Omitted completely in Bethesda's latest release notes, patch 1.03 has boosted Fallout 4's visual settings on PS4 and Xbox One. The update weighs in at 500MB on each console, and makes surprising improvements to draw distance settings for geometry and foliage. It's a great addition to the game that pulls it closer to the look of PC's higher 'fade' settings, but is there a trade-off in play on console - and does this advantage come at any cost to their performance?
We're pleased to say it doesn't in general and both consoles hand in with near identical grades of performance before and after the latest update is applied. However, PS4 suffers somewhat in the transition in one area in particular: Diamond City. In this case, performance drops by 2-3fps on average on overlooking the centre, dragging frame-rate down in comparison to version 1.02. This is not an issue on Xbox One, which turns in identical readings while rising in a lift behind the city.
Fortunately, the Diamond City portion of Fallout 4 is the only area in our test suite that is affected negatively on PlayStation 4. Every other segment - from a Deathclaw battle in Concord to shootouts on top of the Corvega factory - run with precisely the same level of performance as before (including a lengthy bout of play at near 20fps for the latter). In other words, patch 1.03 does very little to improve performance as a whole on either console, and where it dropped on patch 1.02, we still have significant issues here.

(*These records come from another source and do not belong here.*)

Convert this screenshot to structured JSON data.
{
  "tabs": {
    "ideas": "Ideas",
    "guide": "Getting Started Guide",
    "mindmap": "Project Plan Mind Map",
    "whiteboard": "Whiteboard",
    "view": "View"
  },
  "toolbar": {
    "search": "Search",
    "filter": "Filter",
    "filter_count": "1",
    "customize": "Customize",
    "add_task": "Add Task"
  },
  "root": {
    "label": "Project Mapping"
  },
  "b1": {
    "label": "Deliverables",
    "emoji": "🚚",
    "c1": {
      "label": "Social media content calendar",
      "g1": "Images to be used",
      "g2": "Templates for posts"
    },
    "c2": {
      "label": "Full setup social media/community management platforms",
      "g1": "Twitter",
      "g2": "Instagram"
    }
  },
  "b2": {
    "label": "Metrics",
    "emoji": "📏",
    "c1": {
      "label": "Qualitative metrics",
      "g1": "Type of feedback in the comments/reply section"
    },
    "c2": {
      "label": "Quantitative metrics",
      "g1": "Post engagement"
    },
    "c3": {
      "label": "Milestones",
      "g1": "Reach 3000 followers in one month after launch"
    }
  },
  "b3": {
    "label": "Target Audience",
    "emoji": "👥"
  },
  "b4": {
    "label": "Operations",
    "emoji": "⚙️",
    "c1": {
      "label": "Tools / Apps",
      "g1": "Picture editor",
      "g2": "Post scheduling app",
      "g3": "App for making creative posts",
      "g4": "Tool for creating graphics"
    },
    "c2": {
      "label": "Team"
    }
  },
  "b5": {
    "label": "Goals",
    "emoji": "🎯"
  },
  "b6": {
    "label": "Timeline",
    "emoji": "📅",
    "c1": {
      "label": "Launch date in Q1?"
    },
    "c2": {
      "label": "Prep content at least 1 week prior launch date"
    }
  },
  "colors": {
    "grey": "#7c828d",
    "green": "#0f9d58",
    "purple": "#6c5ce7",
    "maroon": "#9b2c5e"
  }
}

Given frame-rates are broadly unchanged, this is a win-win situation on console overall. It's all gain on the visual front, especially in broad views of Lexington where we now see cars, bollards and extra terrain rendered in from the rooftops. And besides the PS4's one 'problem area' in Diamond City, this noticeable boost to detail appears to come at zero cost to frame-rates on either machine. On top of this, PS4's overall frame-rate in the one trouble spot still remains ahead of Xbox One - the margin is simply much closer now at 27fps versus 26fps respectively.
It's a pleasant surprise, and shows Bethesda extracting more from console resources, the result being a more consistent world with less pop-in. There is only one caveat to this: shadow draw distances on PS4 and Xbox One are unchanged from patch 1.02. This means that you see the same cascade while running quickly down roads, where shadow fade-in is still visible directly ahead on the road. Even so, considering this is one of the more taxing settings on PC, it makes sense that consoles keep all shadow properties as-is in favour of tweaks to geometry and foliage fade-in levels.
Patch 1.03 looks like a good upgrade overall then, and our only real grievance with is the failure to address the harsh hiccups to play on Xbox One when switching weapons (or traveling around heavily built up areas). Of all the issue's we're keen to see fixed, this still ranks highly on the list - though for now it can be alleviated by running the Xbox One version from an SSHD or SSD.
Added to this, the game breaking bug reported by Eurogamer's Wesley Yin-Poole last month remains an issue on this patch. This is tied to the End of The Line mission, where an unfortunate mixture of choices means he's still literally stuck at a brick wall and unable to proceed on update 1.03. It's something we had hoped would be fixed for the many others affected, and it's strange that it has been overlooked bearing in mind the widespread publicity here.
Taken as a whole, Bethesda's update is an incremental step forward on console, but some pretty major stones still left unturned - Xbox One's intrusive stuttering problems remain in full effect on patch 1.03, and it's still the case that running the game on fast external storage is the only way to comprehensively address this issue - which we have seen affect three different consoles, each with different levels of progress through the game. Nevertheless, the new update's catalogue of bug-fixes has hopefully smoothed over the experience, and it comes with neat visual improvements too.
The PC's new toys on patch 1.03 are even more mouthwatering, adding in options for HBAO+ shading and Nvidia's PhysX to add interactive debris across the world. It's something we'd love to see on console, but for now the gains in this latest update are a positive step forward for those enjoying the game on PS4 and Xbox One.
Will you support the Digital Foundry team?
Digital Foundry specialises in technical analysis of gaming hardware and software, using state-of-the-art capture systems and bespoke software to show you how well games and hardware run, visualising precisely what they're capable of. In order to show you what 4K gaming actually looks like we needed to build our own platform to supply high quality 4K video for offline viewing. So we did.
Our videos are multi-gigabyte files and we've chosen a high quality provider to ensure fast downloads. However, that bandwidth isn't free and so we charge a small monthly subscription fee of $5. We think it's a small price to pay for unlimited access to top-tier quality encodes of our content. Thank you.Support Digital Foundry